When you bring your team together for an offsite you have probably already developed the team vision, mission and brand statement but have you considered your values? I am not talking about the value statement you read in the corporate magazine. I am talking about the values you and your team members all share and the ones that your clients feel.

We recently developed ten values in an intercultural team intervention. In intercultural settings values could be expected to go into various directions but when you break them down you will see that there are similarities or universal values that we all share. Research by Schwartz and Bilsky (1990) suggests that we have universal values although they research was mainly conducted in Western cultures (and Hongkong).

achievement, enjoyment, maturity, prosocial, restrictive conformity, security, self-direction

From values you can derive team principles of communication and of working together. Then in case of conflict you have principles to base your decisions on.

When working with my clients in 1:1 career or executive sessions I always build in a session on values at work. What I felt are the seven most commonly cited (this is anecdotal, not academic data) are these:

  1. Quality
  2. Client Service
  3. Collaboration
  4. Integrity
  5. Relationships
  6. Sustainability
  7. Leadership.

Let’s assume these seven values form the basis around the globe for excellence. My clients come from all continents so I am hoping there is no cultural bias here.

If you are now thinking about working on this basis with your global virtual team I’d love this approach. You just have to remember that the meaning behind these words is culturally different so in a team setting you should ask your team how they show these values at work. Ask them for examples and stories. You might get different views on Leadership and Integrity but having the discussion or collecting stories will help the team see those differences.

►Building principles

Before you can formulate team principles ensure that you are all on the same page. Suggest every team member to contribute their wording. Even if it is messy. Create a team page or social media space where you can share your wording for values.

When you develop team principles it is important that you word them in the form of „We do…“ (active and positve). Example „We support each other achieve excellent quality by giving honest feedback.“

►Take photos, videos and allow images

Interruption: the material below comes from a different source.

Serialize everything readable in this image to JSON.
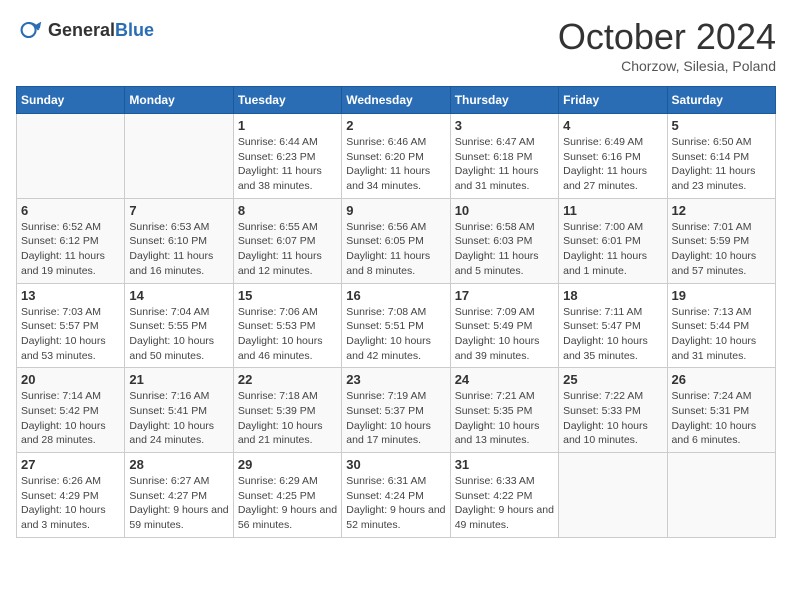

When you see the values at work take photos and allow your team members to create videos or graphics. Put them on your coffee cups or shared file area. Be creative.

►Aligning language of your global virtual team

When you start this exercise you might notice that the language of your team members is not always aligned. They might say similar things with different words. Aligning the language of your global virtual team means that you come up with definitions, quotes and images. I often hear people telling me they work hard but I need to understand what in means in their context. In Switzerland working hard means getting up at 5 AM and being in the office at 7 AM and leaving the office at 5 PM to work in the community fire brigade or study in the evenings or raise four kids. In the US working hard might mean working 80 hours per week no matter when. In India „working hard“ might mean coming to the office even if you are unwell or even if your family needs you at home.

►Drop the assumptions

The more I work with global virtual teams the more I would advise you to drop your assumptions or at least to critically reflect them. You might only have a glimpse of understanding of the values of your team members until you have a personal conversation at a business conference at 2 AM in the morning. Sharing values requires trust and that is only built over time by people who show their values towards their colleagues constantly.